The car was customized by Les Dunham Coachworks of New Jersey, who modified the headlight covers, goddess hood ornament (Rolls Royce/Bentley style), lake pipes and circular porthole windows.
The film helped start a trend for car customization in the United States known as the Pimpmobile. Many aspiring drug dealers, gangsters, and pimps modified their cars during the 1970s as a result of watching Super Fly.
At the time of its release, there were many African-Americans that were displeased with the images of themselves portrayed in films such as Super Fly, Sweet Sweetback’s Baadassssss Song, and Shaft. African-Americans voiced their opinions on the matter. Junius Griffin, the head of the Hollywood branch of the NAACP stated, “we must insist that our children are not exposed to a steady diet of so-called black movies that glorify black males as pimps, dope pushers, gangsters, and super males.”
Super Fly resonated with many of the post-Civil Rights Movement generation of African Americans, who saw Youngblood as a new example of how to rise in the American class system. Several California organized crime veterans, including drug trafficker “Freeway” Rick Ross, have cited the film as an influence in their decision to take up drug dealing and gang violence. The Congress for Racial Equality, the National Association for the Advancement of Colored People and other organizations attempted to block the film’s distribution and pushed for more African-American involvement in Hollywood’s creative process. The Student National Coordinating Committee also protested the film as a tool of white oppression.

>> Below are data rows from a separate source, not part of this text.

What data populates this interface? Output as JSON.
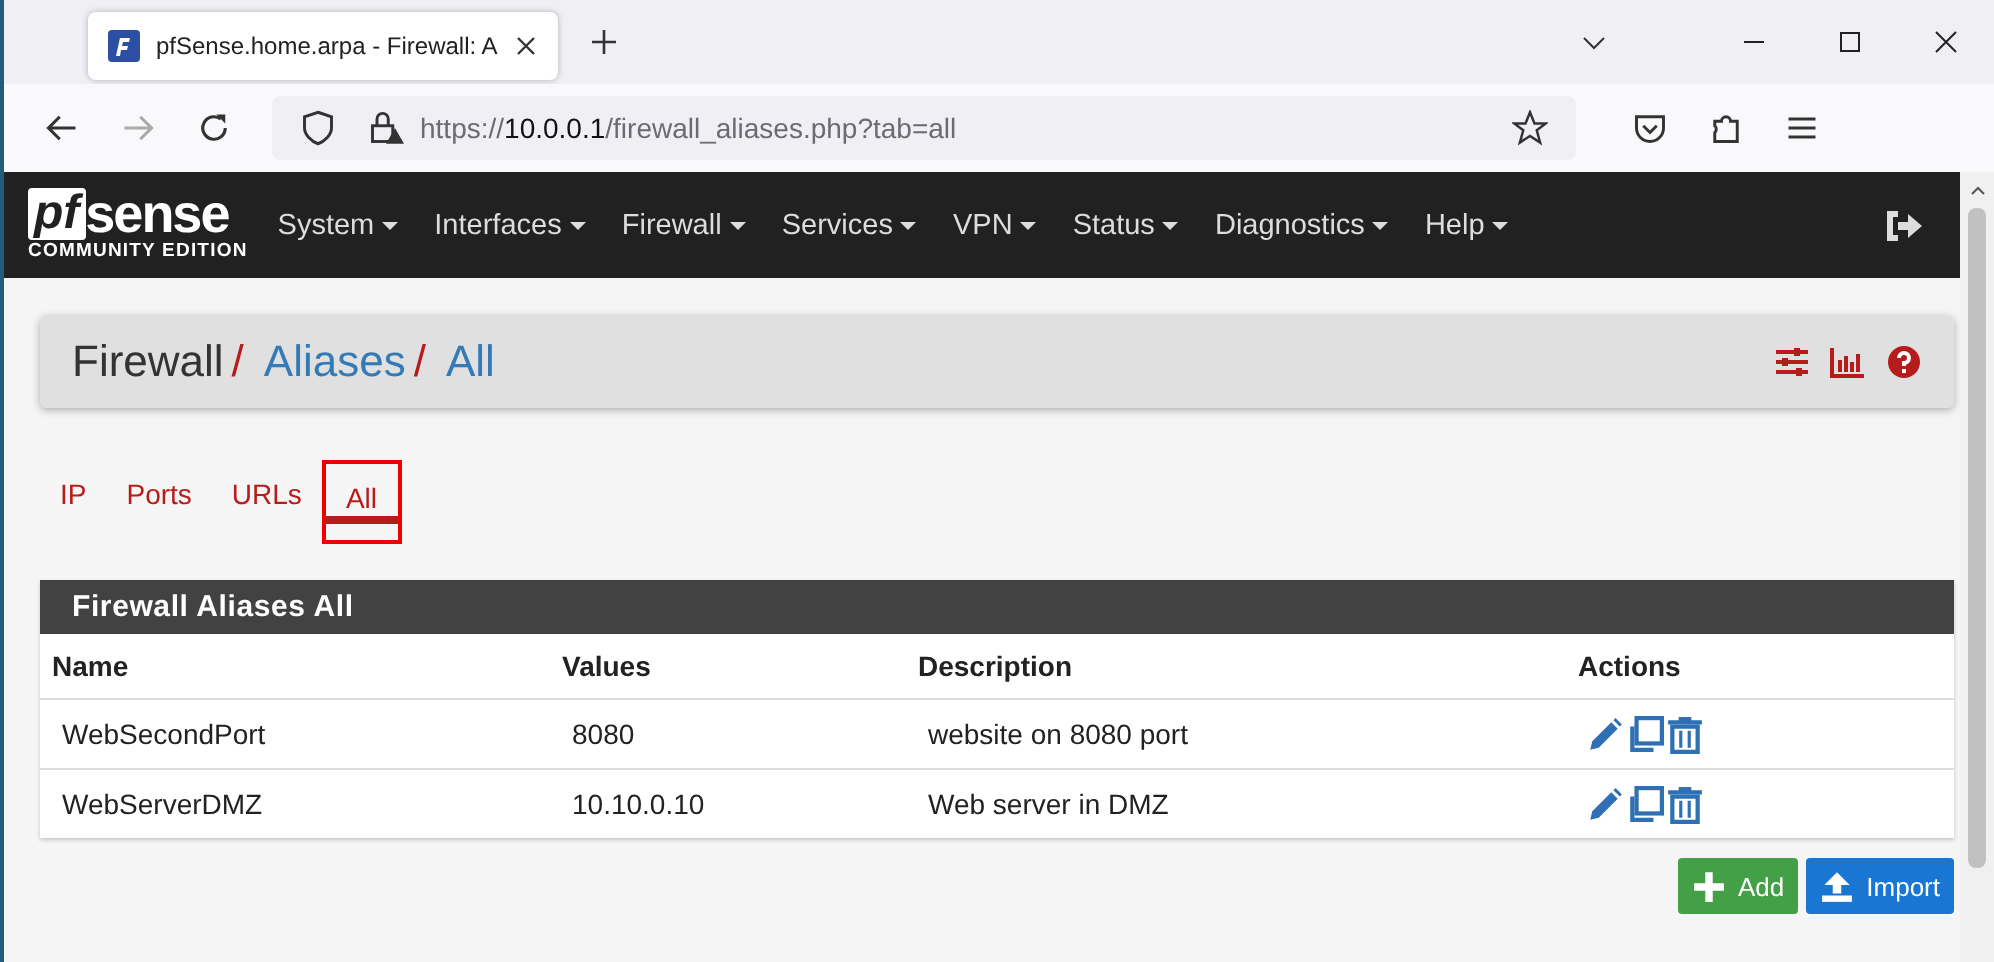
{
  "browser": {
    "tab_title": "pfSense.home.arpa - Firewall: A",
    "url": {
      "scheme": "https://",
      "host": "10.0.0.1",
      "path": "/firewall_aliases.php?tab=all"
    }
  },
  "logo": {
    "brand_a": "pf",
    "brand_b": "sense",
    "edition": "COMMUNITY EDITION"
  },
  "menu": [
    "System",
    "Interfaces",
    "Firewall",
    "Services",
    "VPN",
    "Status",
    "Diagnostics",
    "Help"
  ],
  "breadcrumb": [
    {
      "label": "Firewall",
      "link": false
    },
    {
      "separator": "/",
      "label": "Aliases",
      "link": true
    },
    {
      "separator": "/",
      "label": "All",
      "link": true
    }
  ],
  "tabs": [
    {
      "label": "IP",
      "selected": false
    },
    {
      "label": "Ports",
      "selected": false
    },
    {
      "label": "URLs",
      "selected": false
    },
    {
      "label": "All",
      "selected": true
    }
  ],
  "table": {
    "title": "Firewall Aliases All",
    "columns": [
      "Name",
      "Values",
      "Description",
      "Actions"
    ],
    "rows": [
      {
        "name": "WebSecondPort",
        "values": "8080",
        "description": "website on 8080 port"
      },
      {
        "name": "WebServerDMZ",
        "values": "10.10.0.10",
        "description": "Web server in DMZ"
      }
    ]
  },
  "buttons": [
    {
      "label": "Add",
      "kind": "add"
    },
    {
      "label": "Import",
      "kind": "import"
    }
  ]
}
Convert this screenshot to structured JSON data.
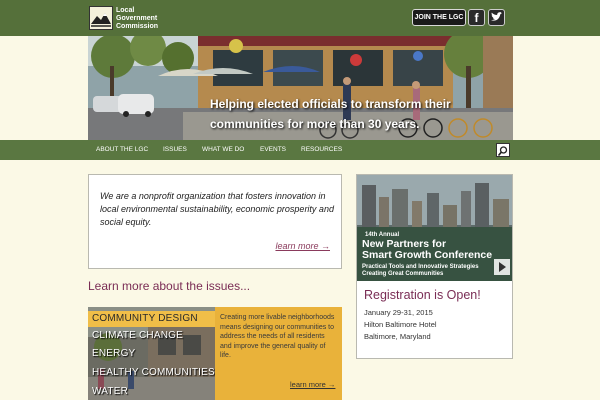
{
  "header": {
    "logo_lines": [
      "Local",
      "Government",
      "Commission"
    ],
    "join_label": "JOIN THE LGC",
    "facebook_label": "f"
  },
  "hero": {
    "caption_line1": "Helping elected officials to transform their",
    "caption_line2": "communities for more than 30 years."
  },
  "nav": {
    "items": [
      "ABOUT THE LGC",
      "ISSUES",
      "WHAT WE DO",
      "EVENTS",
      "RESOURCES"
    ]
  },
  "intro": {
    "text": "We are a nonprofit organization that fosters innovation in local environmental sustainability, economic prosperity and social equity.",
    "more_label": "learn more →"
  },
  "learn": {
    "heading": "Learn more about the issues..."
  },
  "issues": {
    "items": [
      "COMMUNITY DESIGN",
      "CLIMATE CHANGE",
      "ENERGY",
      "HEALTHY COMMUNITIES",
      "WATER"
    ],
    "active_index": 0,
    "description": "Creating more livable neighborhoods means designing our communities to address the needs of all residents and improve the general quality of life.",
    "more_label": "learn more →"
  },
  "conference": {
    "annual": "14th Annual",
    "title_line1": "New Partners for",
    "title_line2": "Smart Growth Conference",
    "subtitle_line1": "Practical Tools and Innovative Strategies",
    "subtitle_line2": "Creating Great Communities",
    "heading": "Registration is Open!",
    "date": "January 29-31, 2015",
    "venue": "Hilton Baltimore Hotel",
    "city": "Baltimore, Maryland"
  },
  "colors": {
    "header_green": "#55703a",
    "nav_green": "#5a7741",
    "accent_purple": "#7a2d55",
    "issues_yellow": "#e9b23a",
    "page_background": "#fbf9e6"
  },
  "icons": {
    "logo": "mountain-logo-icon",
    "facebook": "facebook-icon",
    "twitter": "twitter-icon",
    "search": "search-icon",
    "play": "play-icon"
  }
}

Manthiahas Diawara suggested that the film’s glorification of drug dealers served to subtly critique the civil rights movement’s failure to provide better economic opportunities for black America and that the portrayal of a black community controlled by drug dealers serves to highlight that the initiatives of the civil rights movement were far from fully accomplished. The filmmakers maintain that it was their desire to show the negative and empty aspects of the drug subculture. This is evident in the movie from the beginning as Priest communicates his desire to leave the business. Nearly every character in the film, with the notable exception of his “main squeeze,” tries to dissuade Priest from quitting; their chief argument being that dealing and snorting are the best he ever could achieve in life.
On review aggregation website Rotten Tomatoes, the film holds an approval rating of 91% based on 23 reviews, and an average rating of 7/10. After an initial gross of $24.8 million, the film was re-released in 1973 and earned $2 million in North American rentals.
A standard definition DVD was released by Warner Brothers on January 14, 2004—the day its star, Ron O’Neal, died after battling cancer. The original red and black Warner logo is replaced by the updated AOL/Warner logo used at the time of DVD release. Additionally, the end credits on the original film release and video cassette, differ from the DVD. On the original release and videocassette the film end credits roll with a shot of the top of the Empire State building and the title track (“Superfly“) plays. After “The End” is displayed, the film fades to black but Mayfield’s “Superfly” continues to play for a few minutes until the track ends. In the DVD release, Warner Bros. decided to fade out the track midway right as “The End” is shown, and again brings up the AOL/Warner logo.
Photo credit: 1) Photo and text via source. 2) Surperfly Caddy 1972.